5 Reasons Why You Should Travel To New Zealand in Winter
Festivals, snow sports, geothermal wonders: just some of the reasons to visit off peak!
When we talk about New Zealand, often we emphasise the stunning beaches, and the possible epic outdoor adventures, all best seen in summer. So how about in the depths of winter? Is there enough to do to make an off-peak trip worthwhile?
Short answer; hell yeah! New Zealand's mountainous terrain makes it a snow sports mecca, with plenty of options for non-skiers too. While the snow is a main winter draw card, there's heaps of other cool stuff to do. Here are our top 5 reasons to plan your trip to New Zealand in the winter.
Let it snow!
Yes, let's get this most obvious one out of the way. Opportunities for snow sports exist in both islands. In the North Island you can head for the centre; to Mt Ruapehu. There are two commercial ski fields there; Turoa and Whakapapa. Both offer a range of options for experienced and novice skiers alike. But it's the South Island where there are many more choices. Head to Mt. Hutt from Christchurch, or Coronet Peak from Queenstown. For even more ideas read our 8 Extraordinary Snow Experiences out of Queenstown article.
With the snow, comes the Southern Hemisphere's biggest winter party, The American Express Queenstown Winter Festival is timed each year just before Australian and New Zealand school holidays. This gives visitors a chance to immerse themselves in everything Queenstown has to offer before the crowds arrive. There's lots of free events; from fire works displays and markets to a birdman competition and dog derby. In Dunedin there is the Cadbury Chocolate Carnival, held each year in July. Wellingtonians love to head indoors; they stage their annual Jazz Festival in June, and follow it up with New Zealand's largest culinary festival Visa Wellington on a Plate in August.
Winter is the time to view the Southern Lights, Aurora Australis. You need to head south, and wait for perfect conditions, as they don't appear to a schedule. The most likely spots are Stewart Island, The Catlins, Lake Tekapo or nearby Aoraki Mt Cook National Park. Those last two are inside the Aoraki Mackenzie International Dark Sky Reserve, the largest area of protected night sky in the world. Read more about it on our Cheap as Chips, Chillin' with the Stars page.
Matariki - Maori New Year
Speaking of stars, Matariki is the Maori name for a cluster of stars otherwise known as the Pleiades. It appears in the sky, in late May or early June. Traditionally, it was a time to honour those that had died in the previous year, but also to appreciate that harvest were completed, and the storehouses full. In the 21st century, Matariki has been revived as a celebration, a kind of New Zealand thanksgiving. Most main centres have Matariki events, with kite-flying often a feature, as a nod to traditional celebrations.

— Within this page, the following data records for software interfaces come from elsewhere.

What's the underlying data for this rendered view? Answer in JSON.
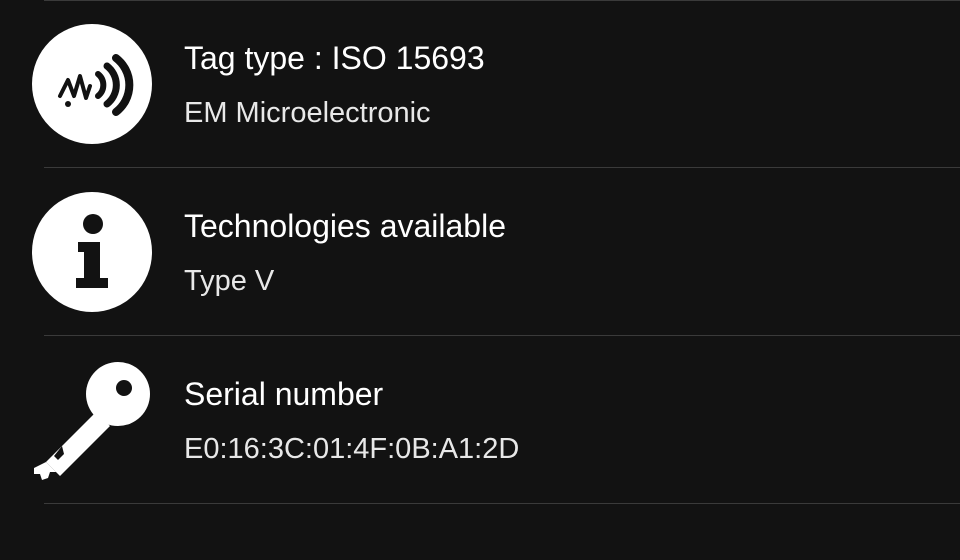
{
  "items": [
    {
      "icon": "nfc-wave-icon",
      "title": "Tag type : ISO 15693",
      "subtitle": "EM Microelectronic"
    },
    {
      "icon": "info-icon",
      "title": "Technologies available",
      "subtitle": "Type V"
    },
    {
      "icon": "key-icon",
      "title": "Serial number",
      "subtitle": "E0:16:3C:01:4F:0B:A1:2D"
    }
  ],
  "colors": {
    "background": "#121212",
    "divider": "#3a3a3a",
    "text": "#ffffff"
  }
}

There's nothing nicer than a hot pool on a cold day! Soaking in therapeutic mineral water is also particularly beneficial after a hard day on the slopes. It's easy to combine the two at Hanmer Springs, just 90 minutes out of Christchurch. Combine cycling the Hauraki Rail Trail and soaking on a clear day in the Waikato town of Te Aroha, or head to the ultimate geothermal destination of Rotorua. Famous Polynesian Spas in the city, overlooking Lake Rotorua has been voted as one of the top ten day spas in the world.
Of course, the off-peak winter season has other advantages. You will have fewer tourists generally, lines will be shorter and hotels will offer better deals. This is true for car hire too! VroomVroomVroom finds you the best deals all year round, with even better value on offer in the winter months. Book now!